Join the Esperanza Peace and Justice Center as it hosts a plática about the Museo del Westside and its inaugural online exhibit “Women and Activism in the Westside.” The exhibit tells a more inclusive story of women who marched, boycotted and rallied for social change. Women, who organized church tamaladas, circulated petitions and spoke out at city council meetings. Women who led school PTAs and shared their homes with families displaced by flooded neighborhoods. Women who celebrated their identity and culture and challenged male dominated industries. Politicians, neighborhood activists, educators, labor leaders, journalists, ranchera singers and carpa performers. Women who intentionally worked toward the change they wished to see. Women who acted on what they believe. Women who are remembered by their daughters and granddaughters, who are vital members of la comunidad del Westside. You can see the exhibit here:
Speakers include co-curators Donna Guerra and Laura Hernández-Ehrisman, who will give a brief guided tour of highlights from the virtual exhibit, and then will facilitate a conversation with four distinguished guests:
• Community activist María Berriozábal, who was the first Latina to serve on the San Antonio city council and who is profiled in the exhibit along with her abuela, community and church activist Sebastiana Ramírez Rodríguez: • Writer, performance artist and professor Dr. Carmen Tafolla, who has written over thirty books and was named State Poet Laureate of Texas, who is also profiled in the exhibit; • Archeologist Dr. Mary Jo Galindo, owner of Galindo Environmental Consulting, LLC based in Austin, Texas, who shared the story of her abuela, radio announcer and civil rights activist María Rebecca Latigo de Hernández. • Community activist Ramón Vasquez, Executive Director of the American Indians in Texas at the Spanish Colonial Missions and a member of the Tap Pilam Coahuiltecan Nation, who shares his memories of his abuela, labor activist Olivia Sánchez Zamarripa.
About the Co-Curators:
Laura Hernández-Ehrisman is a cultural historian who lives in Austin, with a PhD in American Studies from the University of Texas at Austin. She was an Associate Professor at St. Edward’s University for twelve years, and has written extensively on San Antonio’s history. Her book Inventing the Fiesta City: Heritage and Carnival in San Antonio was published by the University of New Mexico Press in 2008, and released as a paperback in 2016. She is currently working on a manuscript on the social history of Latinx workers at Kelly Air Force Base.
Donna Guerra is a certified archivist with over 20 years experience as a professional and consulting archivist, working with university, government and private archival repositories. She is also an experienced cultural heritage researcher, a member of the Westside Preservation Alliance, and serves on the Advisory Board of the Museo del Westside.
We invite you to join our conversation. The Museo del Westside, a project of the Esperanza Peace and Justice Center, is dedicated to preserving and presenting the unique history, heritage, culture, pride, work ethic, and diverse experiences of la gente del Westside. We hope to increase understanding and appreciation of the neighborhood and its people in order to create a more vibrant future for our community.

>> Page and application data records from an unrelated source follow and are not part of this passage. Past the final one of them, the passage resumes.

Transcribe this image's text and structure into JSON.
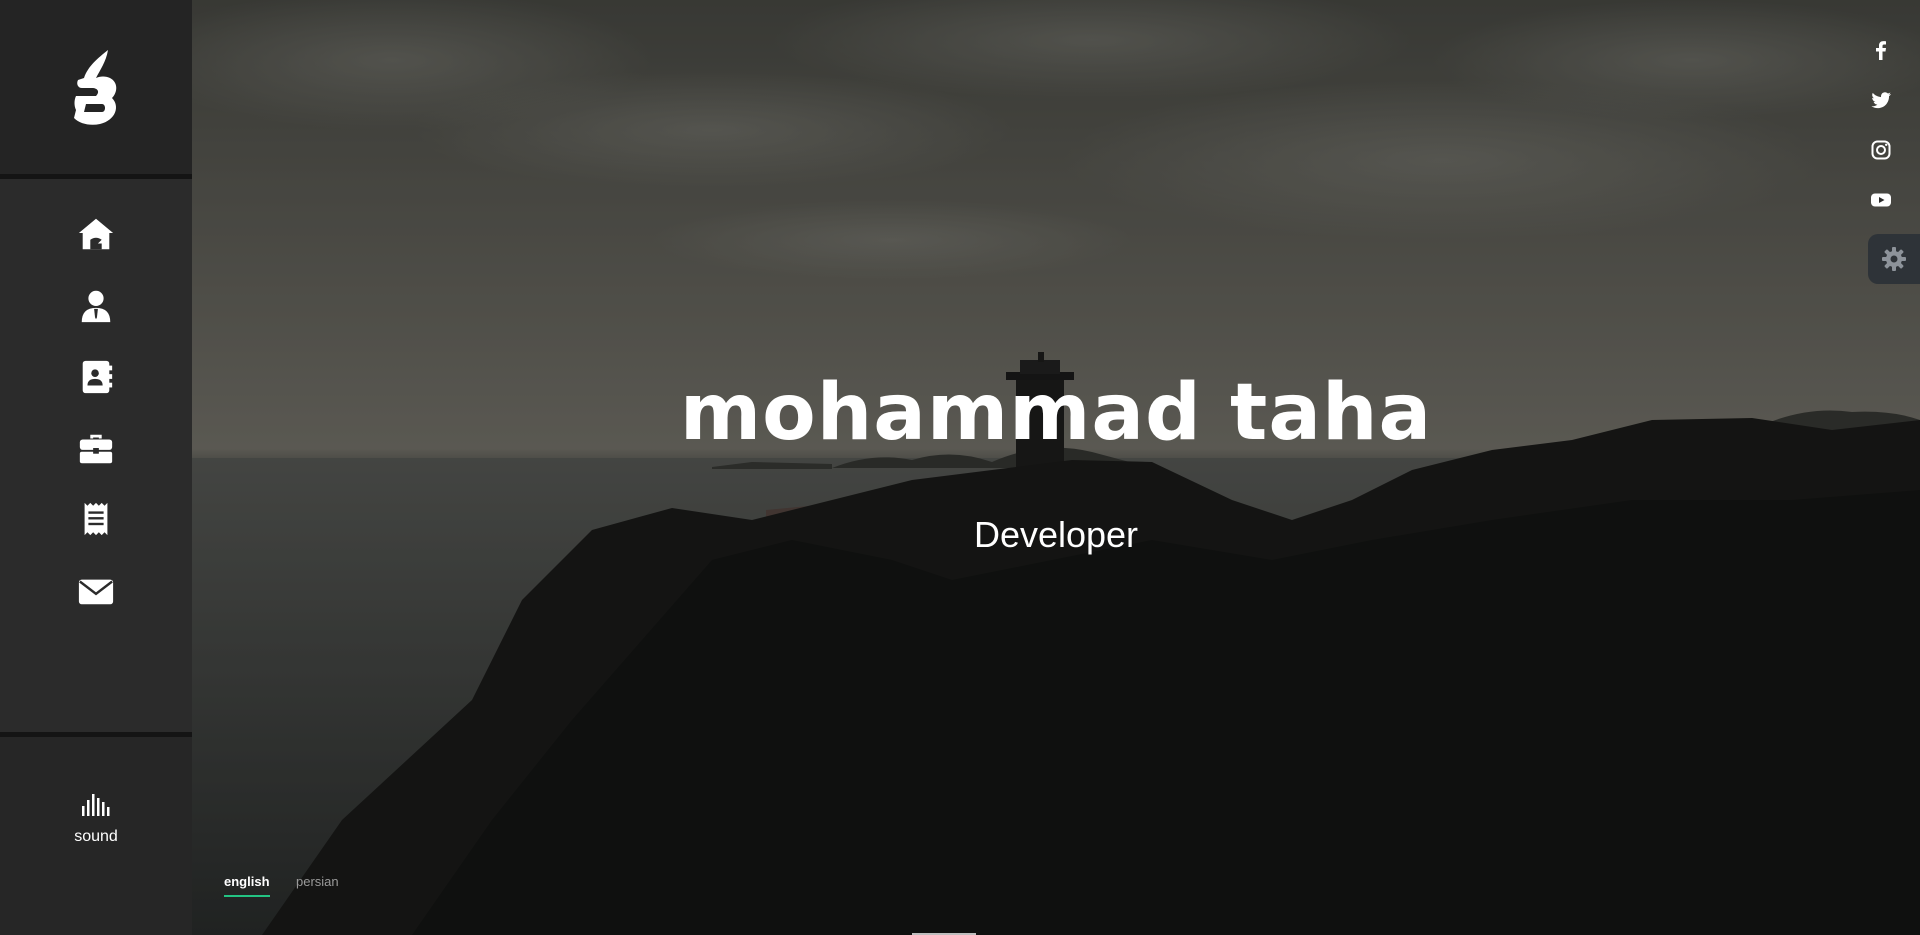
{
  "hero": {
    "name": "mohammad taha",
    "role": "Developer"
  },
  "sidebar": {
    "logo": "logo-icon",
    "items": [
      {
        "icon": "home-icon"
      },
      {
        "icon": "user-icon"
      },
      {
        "icon": "contact-book-icon"
      },
      {
        "icon": "briefcase-icon"
      },
      {
        "icon": "receipt-icon"
      },
      {
        "icon": "envelope-icon"
      }
    ],
    "sound_label": "sound"
  },
  "languages": {
    "english": "english",
    "persian": "persian",
    "active": "english"
  },
  "social": [
    "facebook-icon",
    "twitter-icon",
    "instagram-icon",
    "youtube-icon"
  ],
  "settings": {
    "icon": "gear-icon"
  },
  "colors": {
    "accent": "#23c483",
    "sidebar": "#2b2b2b"
  }
}
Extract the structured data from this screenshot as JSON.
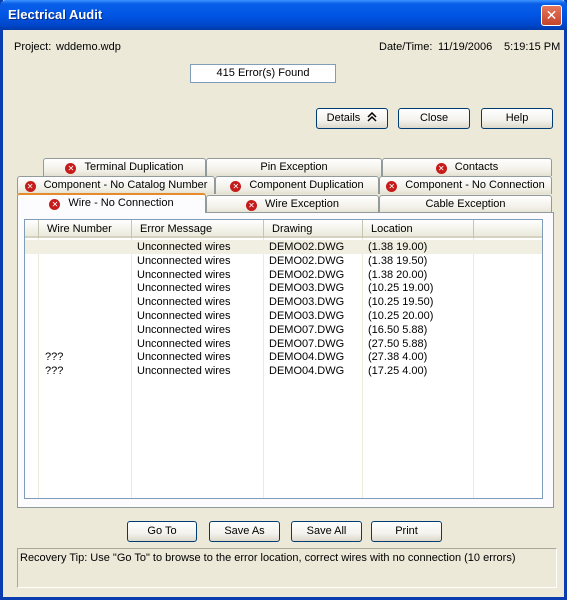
{
  "window": {
    "title": "Electrical Audit",
    "close_glyph": "✕"
  },
  "header": {
    "project_label": "Project:",
    "project_value": "wddemo.wdp",
    "datetime_label": "Date/Time:",
    "date_value": "11/19/2006",
    "time_value": "5:19:15 PM",
    "errors_found": "415 Error(s) Found"
  },
  "top_buttons": {
    "details": "Details",
    "details_icon": "double-chevron-up-icon",
    "close": "Close",
    "help": "Help"
  },
  "tabs": {
    "row1": [
      {
        "label": "Terminal Duplication",
        "has_error": true
      },
      {
        "label": "Pin Exception",
        "has_error": false
      },
      {
        "label": "Contacts",
        "has_error": true
      }
    ],
    "row2": [
      {
        "label": "Component - No Catalog Number",
        "has_error": true
      },
      {
        "label": "Component Duplication",
        "has_error": true
      },
      {
        "label": "Component - No Connection",
        "has_error": true
      }
    ],
    "row3": [
      {
        "label": "Wire - No Connection",
        "has_error": true,
        "active": true
      },
      {
        "label": "Wire Exception",
        "has_error": true
      },
      {
        "label": "Cable Exception",
        "has_error": false
      }
    ]
  },
  "table": {
    "columns": [
      "Wire Number",
      "Error Message",
      "Drawing",
      "Location"
    ],
    "rows": [
      [
        "",
        "Unconnected wires",
        "DEMO02.DWG",
        "(1.38 19.00)"
      ],
      [
        "",
        "Unconnected wires",
        "DEMO02.DWG",
        "(1.38 19.50)"
      ],
      [
        "",
        "Unconnected wires",
        "DEMO02.DWG",
        "(1.38 20.00)"
      ],
      [
        "",
        "Unconnected wires",
        "DEMO03.DWG",
        "(10.25 19.00)"
      ],
      [
        "",
        "Unconnected wires",
        "DEMO03.DWG",
        "(10.25 19.50)"
      ],
      [
        "",
        "Unconnected wires",
        "DEMO03.DWG",
        "(10.25 20.00)"
      ],
      [
        "",
        "Unconnected wires",
        "DEMO07.DWG",
        "(16.50 5.88)"
      ],
      [
        "",
        "Unconnected wires",
        "DEMO07.DWG",
        "(27.50 5.88)"
      ],
      [
        "???",
        "Unconnected wires",
        "DEMO04.DWG",
        "(27.38 4.00)"
      ],
      [
        "???",
        "Unconnected wires",
        "DEMO04.DWG",
        "(17.25 4.00)"
      ]
    ]
  },
  "bottom_buttons": {
    "goto": "Go To",
    "save_as": "Save As",
    "save_all": "Save All",
    "print": "Print"
  },
  "recovery_tip": "Recovery Tip: Use \"Go To\" to browse to the error location, correct wires with no connection (10 errors)",
  "colors": {
    "title_bar": "#0055e5",
    "active_tab_accent": "#e68b2c",
    "error_icon": "#c51b1b"
  }
}
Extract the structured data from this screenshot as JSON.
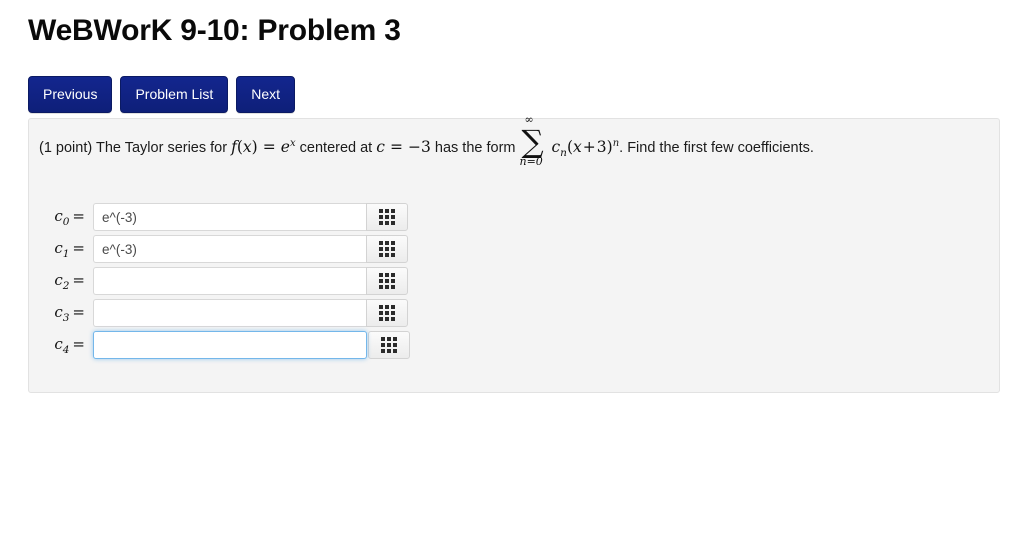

The Museo is currently in development at the historic Ruben’s Ice House, located at the Rinconcito de Esperanza at 816 S Colorado Street, in the heart of San Antonio’s Westside. As a community participatory museum, we invite the community to join in developing the museum’s exhibits and programs.
For more information, please contact: Laura Hernández-Ehrisman at 512-699-9035 or Graciela I. Sánchez at 210-621-8148